Despite objections from government scientists and prominent businessmen, Japan is planning to move ahead with the postponed 2020 Summer Games in Tokyo next month. In an interview with the Japanese press, the president of the 2020 Games, Seiko Hashimoto, declared that the games would move ahead as planned, with the Japanese government taking certain precautions to prevent an outbreak of mutant COVID.
"We cannot postpone again," Hashimoto told the Nikkan Sports newspaper via Reuters.
Hashimoto, who competed in seven summer and winter Olympics as a cyclist and skater, also told the BBC that while Japanese were understandably worried, they should be reassured that a “bubble situation” was being carefully constructed.
"I believe that the possibility of these Games going on is 100% that we will do this," she added. "One thing the organising committee commits and promises to all the athletes out there is that we will defend and protect their health."
Prime Minister Yoshihide Suga is betting it all on pulling off the Games as he plans a critical snap election after the Games are over.
Meanwhile, Shigeru Omi, the head of a panel of government experts that has been advising Prime Minister Yoshihide Suga, issued his strongest warning yet about the potential risks of holding the games.
"It’s not normal to have the Olympics in a situation like this," Omi told a parliamentary committee on Wednesday, adding that organizers of the Games should have an explanation for a skeptical public.
Public opinion polls show most Japanese people do not want Tokyo 2020 to be held this year. Medical journals have questioned the wisdom of allowing 90K athletes, media, sponsors, officials and support staff to enter the country in July. Health officials worry this infusion of foreigners will place additional strain on Japan's health-care system at a particularly vulnerable time.

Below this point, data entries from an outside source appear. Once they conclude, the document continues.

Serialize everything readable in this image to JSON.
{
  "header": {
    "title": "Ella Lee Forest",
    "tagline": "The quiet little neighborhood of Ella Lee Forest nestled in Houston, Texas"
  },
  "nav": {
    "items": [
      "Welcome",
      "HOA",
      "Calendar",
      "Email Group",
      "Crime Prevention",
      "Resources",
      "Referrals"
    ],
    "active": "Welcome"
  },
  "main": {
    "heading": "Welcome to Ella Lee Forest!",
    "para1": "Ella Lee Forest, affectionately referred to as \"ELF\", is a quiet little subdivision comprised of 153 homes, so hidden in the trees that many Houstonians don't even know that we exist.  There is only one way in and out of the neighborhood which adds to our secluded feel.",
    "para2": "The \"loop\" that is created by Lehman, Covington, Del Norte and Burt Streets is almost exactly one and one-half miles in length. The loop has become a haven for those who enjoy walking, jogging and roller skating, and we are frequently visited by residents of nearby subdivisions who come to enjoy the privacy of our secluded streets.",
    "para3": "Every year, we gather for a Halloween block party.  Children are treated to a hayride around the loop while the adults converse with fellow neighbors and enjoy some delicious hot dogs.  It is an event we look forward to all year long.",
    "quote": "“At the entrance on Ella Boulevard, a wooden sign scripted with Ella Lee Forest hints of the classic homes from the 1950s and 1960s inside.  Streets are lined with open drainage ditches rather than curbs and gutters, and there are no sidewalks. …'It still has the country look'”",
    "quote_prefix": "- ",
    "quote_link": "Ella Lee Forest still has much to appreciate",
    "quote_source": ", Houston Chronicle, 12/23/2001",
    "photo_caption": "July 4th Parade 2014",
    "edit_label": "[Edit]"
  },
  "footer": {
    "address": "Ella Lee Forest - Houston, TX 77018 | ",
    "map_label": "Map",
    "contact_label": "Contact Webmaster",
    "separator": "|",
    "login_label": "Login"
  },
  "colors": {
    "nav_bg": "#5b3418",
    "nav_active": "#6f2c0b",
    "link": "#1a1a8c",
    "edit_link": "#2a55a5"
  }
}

10K of the 80K volunteers who initially signed up to help with the Games have quit, according to Japanese Broadcaster NHK. But organizers say they won't need as many volunteers as they once suspected
Japan's vaccine rollout has picked up over the last week, but it's still way behind the US and Europe in terms of percentage of adults who have received at least one dose.
Already postponed from last year at the cost of $3.5 billion, a stripped-down Olympics with no foreign spectators allowed is slated to begin July 23.
Most of the capital city's city council, the Tokyo Metropolitan Assembly, are in agreement that the Games should be cancelled.
But just last week, the Japanese government approved extending a state of emergency in Tokyo and eight other prefectures that's slated to end roughly one month before the Games begin.